[Web page and app entries]
=== Section Start ===

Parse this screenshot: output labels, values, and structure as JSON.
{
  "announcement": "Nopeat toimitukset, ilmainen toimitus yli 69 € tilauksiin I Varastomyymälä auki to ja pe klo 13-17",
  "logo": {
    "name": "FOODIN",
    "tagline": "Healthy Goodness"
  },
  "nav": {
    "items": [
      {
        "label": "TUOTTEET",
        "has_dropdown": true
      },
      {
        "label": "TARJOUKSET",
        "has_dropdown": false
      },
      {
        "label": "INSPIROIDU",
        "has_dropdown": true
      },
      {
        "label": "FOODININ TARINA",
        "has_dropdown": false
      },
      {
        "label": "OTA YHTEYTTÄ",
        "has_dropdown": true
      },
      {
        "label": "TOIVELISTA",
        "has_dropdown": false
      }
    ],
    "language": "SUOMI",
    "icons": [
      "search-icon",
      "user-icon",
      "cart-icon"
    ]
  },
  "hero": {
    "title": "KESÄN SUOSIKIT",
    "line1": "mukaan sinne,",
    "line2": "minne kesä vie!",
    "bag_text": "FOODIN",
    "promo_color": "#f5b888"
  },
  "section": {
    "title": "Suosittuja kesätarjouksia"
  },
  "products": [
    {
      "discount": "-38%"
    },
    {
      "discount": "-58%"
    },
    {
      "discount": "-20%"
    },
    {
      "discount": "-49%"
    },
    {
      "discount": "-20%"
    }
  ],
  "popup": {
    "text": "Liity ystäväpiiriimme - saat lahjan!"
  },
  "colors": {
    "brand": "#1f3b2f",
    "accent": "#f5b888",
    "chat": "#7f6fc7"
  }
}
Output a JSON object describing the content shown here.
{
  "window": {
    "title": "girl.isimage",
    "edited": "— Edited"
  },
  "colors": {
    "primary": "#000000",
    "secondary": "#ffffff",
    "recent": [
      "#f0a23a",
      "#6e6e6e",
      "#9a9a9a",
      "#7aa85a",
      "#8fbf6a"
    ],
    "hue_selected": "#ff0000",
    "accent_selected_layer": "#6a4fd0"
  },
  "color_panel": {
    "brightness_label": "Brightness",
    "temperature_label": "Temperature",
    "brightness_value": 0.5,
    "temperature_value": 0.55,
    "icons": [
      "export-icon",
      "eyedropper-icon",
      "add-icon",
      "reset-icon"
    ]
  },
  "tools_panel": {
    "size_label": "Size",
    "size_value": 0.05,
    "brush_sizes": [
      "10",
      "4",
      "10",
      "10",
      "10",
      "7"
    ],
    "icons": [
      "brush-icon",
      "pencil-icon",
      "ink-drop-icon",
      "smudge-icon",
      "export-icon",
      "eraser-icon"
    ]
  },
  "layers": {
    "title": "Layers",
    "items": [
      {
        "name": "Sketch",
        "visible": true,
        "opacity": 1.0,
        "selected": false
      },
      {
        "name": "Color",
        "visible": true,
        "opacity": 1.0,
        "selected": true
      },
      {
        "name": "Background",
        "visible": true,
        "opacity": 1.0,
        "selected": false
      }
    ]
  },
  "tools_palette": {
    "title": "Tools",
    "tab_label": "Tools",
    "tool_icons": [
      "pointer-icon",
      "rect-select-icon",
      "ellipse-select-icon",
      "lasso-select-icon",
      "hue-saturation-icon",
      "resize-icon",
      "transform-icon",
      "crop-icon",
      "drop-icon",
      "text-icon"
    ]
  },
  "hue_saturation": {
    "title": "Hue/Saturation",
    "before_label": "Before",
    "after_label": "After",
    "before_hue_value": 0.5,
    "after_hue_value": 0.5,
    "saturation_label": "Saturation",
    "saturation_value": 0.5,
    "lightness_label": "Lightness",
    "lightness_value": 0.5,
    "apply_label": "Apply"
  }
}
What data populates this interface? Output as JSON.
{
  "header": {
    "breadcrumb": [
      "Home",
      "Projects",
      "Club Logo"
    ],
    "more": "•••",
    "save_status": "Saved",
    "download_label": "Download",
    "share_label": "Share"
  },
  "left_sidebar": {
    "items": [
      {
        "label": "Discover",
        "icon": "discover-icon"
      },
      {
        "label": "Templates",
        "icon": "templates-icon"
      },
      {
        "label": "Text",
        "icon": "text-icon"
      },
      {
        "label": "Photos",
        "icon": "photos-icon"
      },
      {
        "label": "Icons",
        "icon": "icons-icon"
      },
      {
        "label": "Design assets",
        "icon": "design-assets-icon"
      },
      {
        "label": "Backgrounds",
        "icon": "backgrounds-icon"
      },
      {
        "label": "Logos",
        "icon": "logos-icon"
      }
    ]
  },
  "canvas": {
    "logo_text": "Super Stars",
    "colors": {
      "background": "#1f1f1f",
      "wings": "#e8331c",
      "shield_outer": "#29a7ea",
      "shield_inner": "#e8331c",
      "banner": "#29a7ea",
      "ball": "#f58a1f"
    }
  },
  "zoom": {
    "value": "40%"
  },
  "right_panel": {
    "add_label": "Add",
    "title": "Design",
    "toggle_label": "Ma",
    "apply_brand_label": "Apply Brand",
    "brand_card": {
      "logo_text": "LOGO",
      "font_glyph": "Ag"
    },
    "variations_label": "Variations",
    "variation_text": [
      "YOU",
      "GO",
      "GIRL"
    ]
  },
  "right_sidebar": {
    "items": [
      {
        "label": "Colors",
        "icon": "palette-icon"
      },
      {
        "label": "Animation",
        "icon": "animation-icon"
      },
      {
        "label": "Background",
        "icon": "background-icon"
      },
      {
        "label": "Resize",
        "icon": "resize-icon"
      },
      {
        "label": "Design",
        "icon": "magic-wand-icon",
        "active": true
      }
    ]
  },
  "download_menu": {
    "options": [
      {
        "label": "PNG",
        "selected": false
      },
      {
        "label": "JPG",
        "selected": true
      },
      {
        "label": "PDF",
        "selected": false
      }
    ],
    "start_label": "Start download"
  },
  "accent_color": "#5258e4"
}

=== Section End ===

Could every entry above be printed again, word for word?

▸ Your solution:
Parse this screenshot: output labels, values, and structure as JSON.
{
  "announcement": "Nopeat toimitukset, ilmainen toimitus yli 69 € tilauksiin I Varastomyymälä auki to ja pe klo 13-17",
  "logo": {
    "name": "FOODIN",
    "tagline": "Healthy Goodness"
  },
  "nav": {
    "items": [
      {
        "label": "TUOTTEET",
        "has_dropdown": true
      },
      {
        "label": "TARJOUKSET",
        "has_dropdown": false
      },
      {
        "label": "INSPIROIDU",
        "has_dropdown": true
      },
      {
        "label": "FOODININ TARINA",
        "has_dropdown": false
      },
      {
        "label": "OTA YHTEYTTÄ",
        "has_dropdown": true
      },
      {
        "label": "TOIVELISTA",
        "has_dropdown": false
      }
    ],
    "language": "SUOMI",
    "icons": [
      "search-icon",
      "user-icon",
      "cart-icon"
    ]
  },
  "hero": {
    "title": "KESÄN SUOSIKIT",
    "line1": "mukaan sinne,",
    "line2": "minne kesä vie!",
    "bag_text": "FOODIN",
    "promo_color": "#f5b888"
  },
  "section": {
    "title": "Suosittuja kesätarjouksia"
  },
  "products": [
    {
      "discount": "-38%"
    },
    {
      "discount": "-58%"
    },
    {
      "discount": "-20%"
    },
    {
      "discount": "-49%"
    },
    {
      "discount": "-20%"
    }
  ],
  "popup": {
    "text": "Liity ystäväpiiriimme - saat lahjan!"
  },
  "colors": {
    "brand": "#1f3b2f",
    "accent": "#f5b888",
    "chat": "#7f6fc7"
  }
}
Output a JSON object describing the content shown here.
{
  "window": {
    "title": "girl.isimage",
    "edited": "— Edited"
  },
  "colors": {
    "primary": "#000000",
    "secondary": "#ffffff",
    "recent": [
      "#f0a23a",
      "#6e6e6e",
      "#9a9a9a",
      "#7aa85a",
      "#8fbf6a"
    ],
    "hue_selected": "#ff0000",
    "accent_selected_layer": "#6a4fd0"
  },
  "color_panel": {
    "brightness_label": "Brightness",
    "temperature_label": "Temperature",
    "brightness_value": 0.5,
    "temperature_value": 0.55,
    "icons": [
      "export-icon",
      "eyedropper-icon",
      "add-icon",
      "reset-icon"
    ]
  },
  "tools_panel": {
    "size_label": "Size",
    "size_value": 0.05,
    "brush_sizes": [
      "10",
      "4",
      "10",
      "10",
      "10",
      "7"
    ],
    "icons": [
      "brush-icon",
      "pencil-icon",
      "ink-drop-icon",
      "smudge-icon",
      "export-icon",
      "eraser-icon"
    ]
  },
  "layers": {
    "title": "Layers",
    "items": [
      {
        "name": "Sketch",
        "visible": true,
        "opacity": 1.0,
        "selected": false
      },
      {
        "name": "Color",
        "visible": true,
        "opacity": 1.0,
        "selected": true
      },
      {
        "name": "Background",
        "visible": true,
        "opacity": 1.0,
        "selected": false
      }
    ]
  },
  "tools_palette": {
    "title": "Tools",
    "tab_label": "Tools",
    "tool_icons": [
      "pointer-icon",
      "rect-select-icon",
      "ellipse-select-icon",
      "lasso-select-icon",
      "hue-saturation-icon",
      "resize-icon",
      "transform-icon",
      "crop-icon",
      "drop-icon",
      "text-icon"
    ]
  },
  "hue_saturation": {
    "title": "Hue/Saturation",
    "before_label": "Before",
    "after_label": "After",
    "before_hue_value": 0.5,
    "after_hue_value": 0.5,
    "saturation_label": "Saturation",
    "saturation_value": 0.5,
    "lightness_label": "Lightness",
    "lightness_value": 0.5,
    "apply_label": "Apply"
  }
}
What data populates this interface? Output as JSON.
{
  "header": {
    "breadcrumb": [
      "Home",
      "Projects",
      "Club Logo"
    ],
    "more": "•••",
    "save_status": "Saved",
    "download_label": "Download",
    "share_label": "Share"
  },
  "left_sidebar": {
    "items": [
      {
        "label": "Discover",
        "icon": "discover-icon"
      },
      {
        "label": "Templates",
        "icon": "templates-icon"
      },
      {
        "label": "Text",
        "icon": "text-icon"
      },
      {
        "label": "Photos",
        "icon": "photos-icon"
      },
      {
        "label": "Icons",
        "icon": "icons-icon"
      },
      {
        "label": "Design assets",
        "icon": "design-assets-icon"
      },
      {
        "label": "Backgrounds",
        "icon": "backgrounds-icon"
      },
      {
        "label": "Logos",
        "icon": "logos-icon"
      }
    ]
  },
  "canvas": {
    "logo_text": "Super Stars",
    "colors": {
      "background": "#1f1f1f",
      "wings": "#e8331c",
      "shield_outer": "#29a7ea",
      "shield_inner": "#e8331c",
      "banner": "#29a7ea",
      "ball": "#f58a1f"
    }
  },
  "zoom": {
    "value": "40%"
  },
  "right_panel": {
    "add_label": "Add",
    "title": "Design",
    "toggle_label": "Ma",
    "apply_brand_label": "Apply Brand",
    "brand_card": {
      "logo_text": "LOGO",
      "font_glyph": "Ag"
    },
    "variations_label": "Variations",
    "variation_text": [
      "YOU",
      "GO",
      "GIRL"
    ]
  },
  "right_sidebar": {
    "items": [
      {
        "label": "Colors",
        "icon": "palette-icon"
      },
      {
        "label": "Animation",
        "icon": "animation-icon"
      },
      {
        "label": "Background",
        "icon": "background-icon"
      },
      {
        "label": "Resize",
        "icon": "resize-icon"
      },
      {
        "label": "Design",
        "icon": "magic-wand-icon",
        "active": true
      }
    ]
  },
  "download_menu": {
    "options": [
      {
        "label": "PNG",
        "selected": false
      },
      {
        "label": "JPG",
        "selected": true
      },
      {
        "label": "PDF",
        "selected": false
      }
    ],
    "start_label": "Start download"
  },
  "accent_color": "#5258e4"
}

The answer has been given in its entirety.